Everything in the data below is to be reproduced without any deviation.
+++
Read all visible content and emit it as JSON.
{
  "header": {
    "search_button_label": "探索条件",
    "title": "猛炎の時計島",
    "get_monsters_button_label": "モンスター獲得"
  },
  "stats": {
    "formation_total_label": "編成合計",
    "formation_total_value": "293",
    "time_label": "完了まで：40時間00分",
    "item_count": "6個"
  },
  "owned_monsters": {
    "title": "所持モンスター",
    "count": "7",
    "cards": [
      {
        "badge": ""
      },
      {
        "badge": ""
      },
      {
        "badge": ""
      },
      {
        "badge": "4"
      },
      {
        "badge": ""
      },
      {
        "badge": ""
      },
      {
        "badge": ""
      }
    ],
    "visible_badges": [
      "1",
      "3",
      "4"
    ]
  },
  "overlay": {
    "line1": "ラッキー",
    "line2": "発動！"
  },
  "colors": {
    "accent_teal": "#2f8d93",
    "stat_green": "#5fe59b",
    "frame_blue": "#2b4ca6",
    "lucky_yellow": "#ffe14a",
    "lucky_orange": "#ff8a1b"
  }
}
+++
Response box:
Read all visible content and emit it as JSON.
{
  "header": {
    "search_button_label": "探索条件",
    "title": "猛炎の時計島",
    "get_monsters_button_label": "モンスター獲得"
  },
  "stats": {
    "formation_total_label": "編成合計",
    "formation_total_value": "293",
    "time_label": "完了まで：40時間00分",
    "item_count": "6個"
  },
  "owned_monsters": {
    "title": "所持モンスター",
    "count": "7",
    "cards": [
      {
        "badge": ""
      },
      {
        "badge": ""
      },
      {
        "badge": ""
      },
      {
        "badge": "4"
      },
      {
        "badge": ""
      },
      {
        "badge": ""
      },
      {
        "badge": ""
      }
    ],
    "visible_badges": [
      "1",
      "3",
      "4"
    ]
  },
  "overlay": {
    "line1": "ラッキー",
    "line2": "発動！"
  },
  "colors": {
    "accent_teal": "#2f8d93",
    "stat_green": "#5fe59b",
    "frame_blue": "#2b4ca6",
    "lucky_yellow": "#ffe14a",
    "lucky_orange": "#ff8a1b"
  }
}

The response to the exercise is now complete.